Instructions for the task
Filter the data for "JSON" and copy matching lines.
◆ ◆ ◆ ◆ ◆
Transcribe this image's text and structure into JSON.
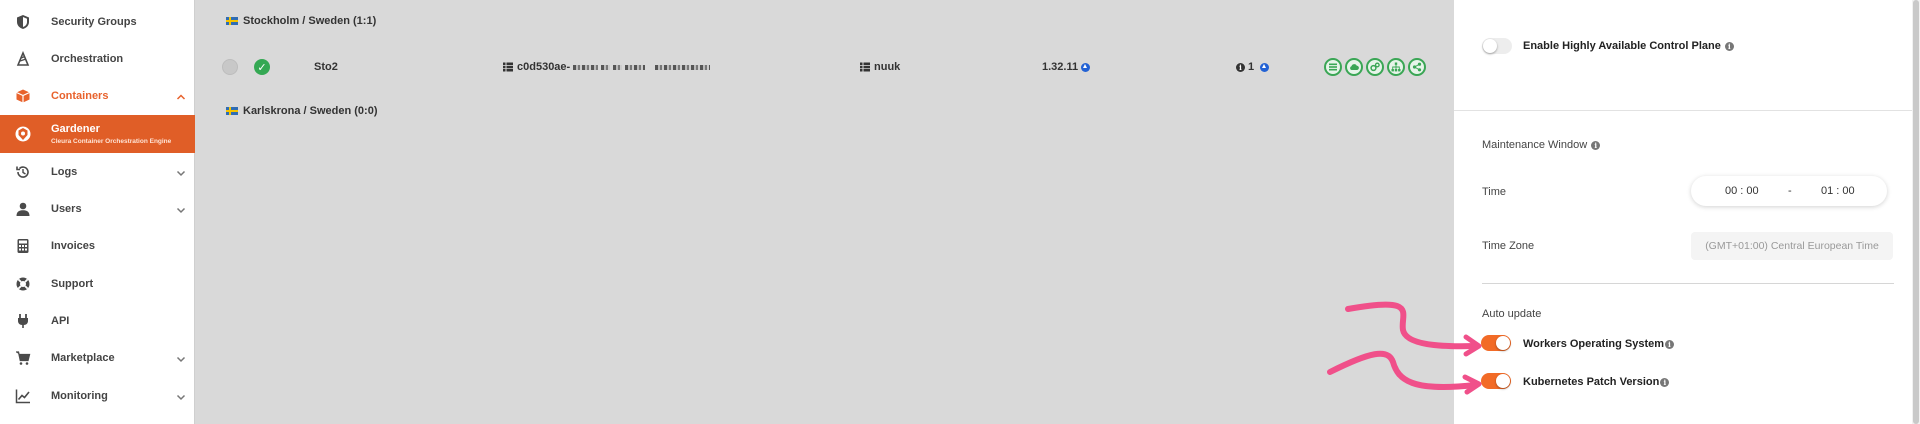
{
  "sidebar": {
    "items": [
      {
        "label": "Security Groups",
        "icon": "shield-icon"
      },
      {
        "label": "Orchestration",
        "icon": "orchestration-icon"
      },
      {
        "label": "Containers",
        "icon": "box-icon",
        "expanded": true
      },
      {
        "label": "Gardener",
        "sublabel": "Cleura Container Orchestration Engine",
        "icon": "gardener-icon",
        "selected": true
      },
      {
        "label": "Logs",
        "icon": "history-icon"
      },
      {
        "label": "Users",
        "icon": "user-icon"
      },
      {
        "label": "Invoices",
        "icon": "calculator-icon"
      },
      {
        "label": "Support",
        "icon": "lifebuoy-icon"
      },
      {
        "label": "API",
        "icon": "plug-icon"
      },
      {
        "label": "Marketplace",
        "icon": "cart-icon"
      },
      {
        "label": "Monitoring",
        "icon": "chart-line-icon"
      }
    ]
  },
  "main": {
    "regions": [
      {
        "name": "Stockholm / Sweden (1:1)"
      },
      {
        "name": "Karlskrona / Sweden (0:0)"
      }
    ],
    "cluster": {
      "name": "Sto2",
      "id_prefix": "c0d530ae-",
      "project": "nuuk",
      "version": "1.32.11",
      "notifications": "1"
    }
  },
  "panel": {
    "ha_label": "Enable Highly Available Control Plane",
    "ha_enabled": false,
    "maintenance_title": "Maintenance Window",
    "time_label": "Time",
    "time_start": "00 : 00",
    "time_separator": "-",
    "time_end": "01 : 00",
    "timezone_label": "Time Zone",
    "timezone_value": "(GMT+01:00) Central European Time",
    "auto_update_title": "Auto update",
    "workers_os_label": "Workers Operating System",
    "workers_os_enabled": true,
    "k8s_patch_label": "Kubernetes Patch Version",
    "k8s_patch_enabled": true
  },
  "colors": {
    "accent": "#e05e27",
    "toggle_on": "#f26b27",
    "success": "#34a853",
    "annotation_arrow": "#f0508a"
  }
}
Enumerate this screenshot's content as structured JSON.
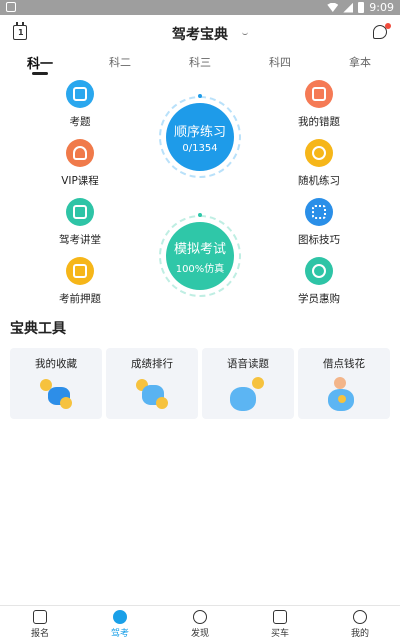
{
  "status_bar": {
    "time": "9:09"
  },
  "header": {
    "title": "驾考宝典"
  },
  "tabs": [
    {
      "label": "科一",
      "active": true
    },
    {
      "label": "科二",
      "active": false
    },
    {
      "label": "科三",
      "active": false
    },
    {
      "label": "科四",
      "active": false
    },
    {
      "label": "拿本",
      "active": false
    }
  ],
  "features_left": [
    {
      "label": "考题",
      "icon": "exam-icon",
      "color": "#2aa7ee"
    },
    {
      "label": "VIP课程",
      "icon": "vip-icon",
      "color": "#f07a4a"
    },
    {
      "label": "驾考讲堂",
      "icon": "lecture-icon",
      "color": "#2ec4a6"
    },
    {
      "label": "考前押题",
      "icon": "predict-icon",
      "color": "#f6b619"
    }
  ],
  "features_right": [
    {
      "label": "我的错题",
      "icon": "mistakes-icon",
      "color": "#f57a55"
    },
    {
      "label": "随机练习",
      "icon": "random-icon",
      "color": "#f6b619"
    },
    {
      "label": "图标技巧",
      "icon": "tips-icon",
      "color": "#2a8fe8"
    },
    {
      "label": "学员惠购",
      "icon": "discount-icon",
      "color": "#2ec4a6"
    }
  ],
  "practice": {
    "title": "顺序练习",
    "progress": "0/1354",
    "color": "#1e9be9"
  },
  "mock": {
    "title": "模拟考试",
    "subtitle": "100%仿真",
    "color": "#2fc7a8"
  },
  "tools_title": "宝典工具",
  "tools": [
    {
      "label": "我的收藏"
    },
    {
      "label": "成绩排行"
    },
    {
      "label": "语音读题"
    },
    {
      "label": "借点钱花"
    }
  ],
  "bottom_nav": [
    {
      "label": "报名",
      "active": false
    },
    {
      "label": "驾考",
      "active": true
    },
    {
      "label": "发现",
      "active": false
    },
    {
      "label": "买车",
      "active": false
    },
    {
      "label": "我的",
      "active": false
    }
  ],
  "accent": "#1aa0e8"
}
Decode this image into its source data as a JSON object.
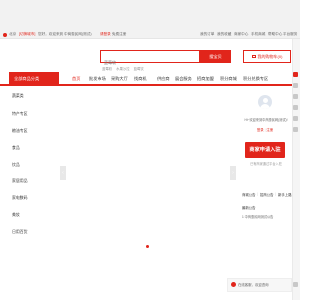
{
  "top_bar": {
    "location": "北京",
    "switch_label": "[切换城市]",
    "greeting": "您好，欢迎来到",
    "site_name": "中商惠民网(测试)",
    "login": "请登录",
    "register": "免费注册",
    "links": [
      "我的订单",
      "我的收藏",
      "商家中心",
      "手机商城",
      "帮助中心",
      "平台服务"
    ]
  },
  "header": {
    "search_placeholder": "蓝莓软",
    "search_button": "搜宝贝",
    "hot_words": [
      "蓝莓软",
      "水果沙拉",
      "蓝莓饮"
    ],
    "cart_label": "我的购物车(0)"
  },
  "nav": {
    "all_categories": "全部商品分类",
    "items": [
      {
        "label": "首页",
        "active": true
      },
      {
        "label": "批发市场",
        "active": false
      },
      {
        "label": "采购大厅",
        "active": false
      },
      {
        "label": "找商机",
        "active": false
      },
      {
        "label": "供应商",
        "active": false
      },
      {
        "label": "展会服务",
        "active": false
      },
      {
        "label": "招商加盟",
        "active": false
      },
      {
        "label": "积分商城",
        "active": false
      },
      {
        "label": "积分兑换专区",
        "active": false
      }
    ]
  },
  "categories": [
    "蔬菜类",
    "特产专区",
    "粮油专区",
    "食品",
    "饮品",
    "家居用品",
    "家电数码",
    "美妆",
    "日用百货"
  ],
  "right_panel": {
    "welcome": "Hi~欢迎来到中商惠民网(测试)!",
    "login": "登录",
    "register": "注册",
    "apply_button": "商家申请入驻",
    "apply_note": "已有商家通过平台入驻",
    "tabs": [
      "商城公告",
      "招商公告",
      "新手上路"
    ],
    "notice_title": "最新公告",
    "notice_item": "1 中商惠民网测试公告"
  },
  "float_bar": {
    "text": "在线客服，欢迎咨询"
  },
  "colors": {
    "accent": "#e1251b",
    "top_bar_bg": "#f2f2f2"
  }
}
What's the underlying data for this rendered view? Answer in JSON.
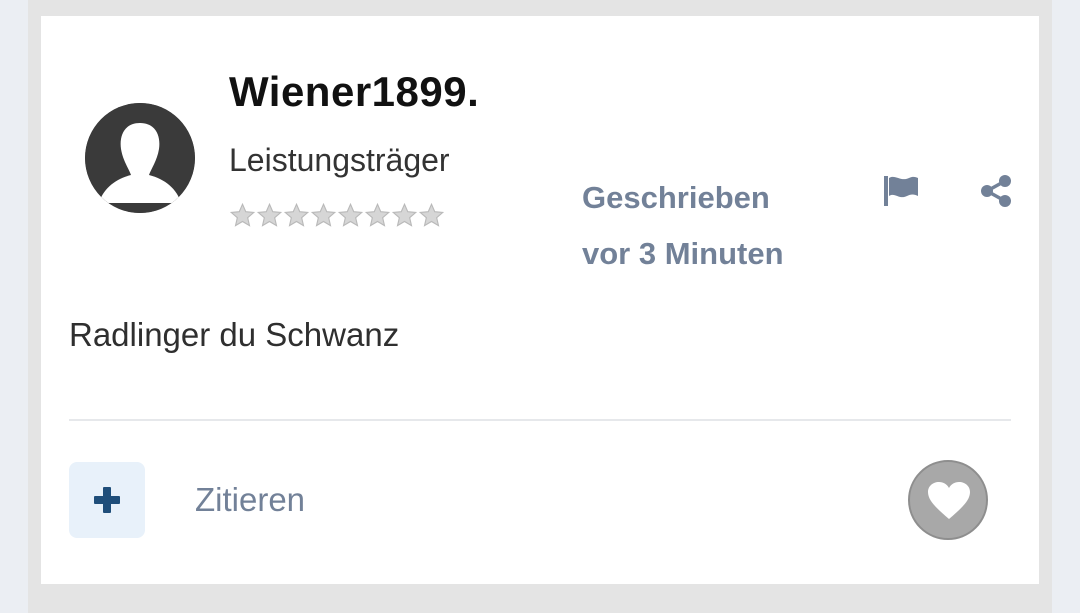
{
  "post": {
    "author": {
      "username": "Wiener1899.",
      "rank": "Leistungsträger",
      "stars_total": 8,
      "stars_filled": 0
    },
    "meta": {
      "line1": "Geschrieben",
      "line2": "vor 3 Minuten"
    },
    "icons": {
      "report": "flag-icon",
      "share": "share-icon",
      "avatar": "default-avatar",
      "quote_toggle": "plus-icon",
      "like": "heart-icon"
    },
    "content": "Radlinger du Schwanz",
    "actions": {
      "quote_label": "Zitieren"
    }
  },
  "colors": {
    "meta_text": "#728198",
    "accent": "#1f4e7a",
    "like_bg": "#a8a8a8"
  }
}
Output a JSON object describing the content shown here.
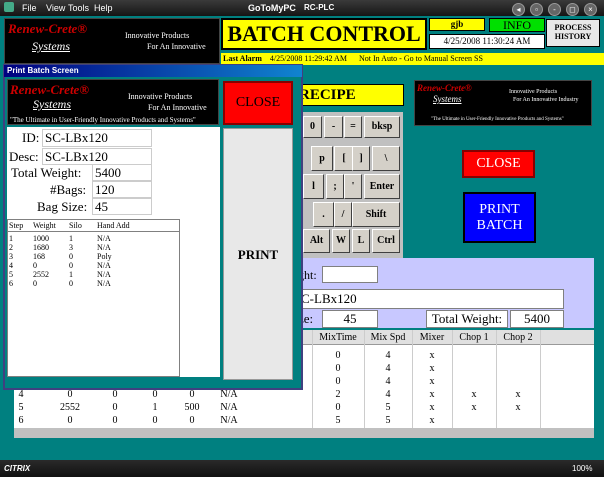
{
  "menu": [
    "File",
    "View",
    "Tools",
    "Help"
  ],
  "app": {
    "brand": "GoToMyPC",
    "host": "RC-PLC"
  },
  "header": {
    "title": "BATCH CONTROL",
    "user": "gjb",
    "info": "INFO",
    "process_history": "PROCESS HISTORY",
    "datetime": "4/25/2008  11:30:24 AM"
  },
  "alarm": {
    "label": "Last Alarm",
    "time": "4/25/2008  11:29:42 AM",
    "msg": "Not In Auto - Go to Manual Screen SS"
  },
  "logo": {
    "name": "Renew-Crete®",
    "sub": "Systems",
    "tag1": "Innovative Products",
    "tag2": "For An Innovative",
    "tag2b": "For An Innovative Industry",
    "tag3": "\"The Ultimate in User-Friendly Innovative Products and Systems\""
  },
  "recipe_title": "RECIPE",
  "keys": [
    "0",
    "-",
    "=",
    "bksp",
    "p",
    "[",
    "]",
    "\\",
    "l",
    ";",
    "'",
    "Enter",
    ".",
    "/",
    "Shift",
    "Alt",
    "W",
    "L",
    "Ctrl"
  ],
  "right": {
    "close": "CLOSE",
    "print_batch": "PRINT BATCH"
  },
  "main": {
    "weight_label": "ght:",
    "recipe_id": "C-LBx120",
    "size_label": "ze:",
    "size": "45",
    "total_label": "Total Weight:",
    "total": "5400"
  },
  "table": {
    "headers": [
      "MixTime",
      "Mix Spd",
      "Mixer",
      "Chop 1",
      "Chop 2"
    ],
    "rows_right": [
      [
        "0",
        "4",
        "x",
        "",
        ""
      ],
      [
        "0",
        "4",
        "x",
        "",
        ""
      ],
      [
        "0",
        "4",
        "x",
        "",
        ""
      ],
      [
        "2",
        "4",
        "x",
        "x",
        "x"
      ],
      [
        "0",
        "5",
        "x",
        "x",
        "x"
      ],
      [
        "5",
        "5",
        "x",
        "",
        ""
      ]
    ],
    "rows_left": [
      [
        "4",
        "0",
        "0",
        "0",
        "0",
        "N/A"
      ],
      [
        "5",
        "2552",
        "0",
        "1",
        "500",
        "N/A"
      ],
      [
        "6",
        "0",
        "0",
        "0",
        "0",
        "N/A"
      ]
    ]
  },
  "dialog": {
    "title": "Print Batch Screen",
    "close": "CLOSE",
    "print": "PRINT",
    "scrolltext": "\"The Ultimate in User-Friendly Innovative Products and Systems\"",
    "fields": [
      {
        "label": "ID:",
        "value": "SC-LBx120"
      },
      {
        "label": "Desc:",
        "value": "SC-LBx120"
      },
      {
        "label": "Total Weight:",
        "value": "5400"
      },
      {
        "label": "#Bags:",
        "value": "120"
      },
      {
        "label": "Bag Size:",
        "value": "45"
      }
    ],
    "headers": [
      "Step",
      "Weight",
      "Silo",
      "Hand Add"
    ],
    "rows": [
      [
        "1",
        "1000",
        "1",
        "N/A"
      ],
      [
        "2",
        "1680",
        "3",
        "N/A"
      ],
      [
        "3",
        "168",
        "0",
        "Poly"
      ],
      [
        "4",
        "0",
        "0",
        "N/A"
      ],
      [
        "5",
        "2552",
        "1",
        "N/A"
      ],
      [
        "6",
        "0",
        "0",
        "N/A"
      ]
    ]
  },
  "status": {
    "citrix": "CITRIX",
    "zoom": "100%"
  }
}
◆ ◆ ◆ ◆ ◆
Answer section
Transcribe this image's text and structure into JSON.
Enumerate this screenshot's content as structured JSON.
Decode this image into its source data as a JSON object.
What's the underlying data for this rendered view? Answer in JSON.
Output a JSON object describing the content shown here.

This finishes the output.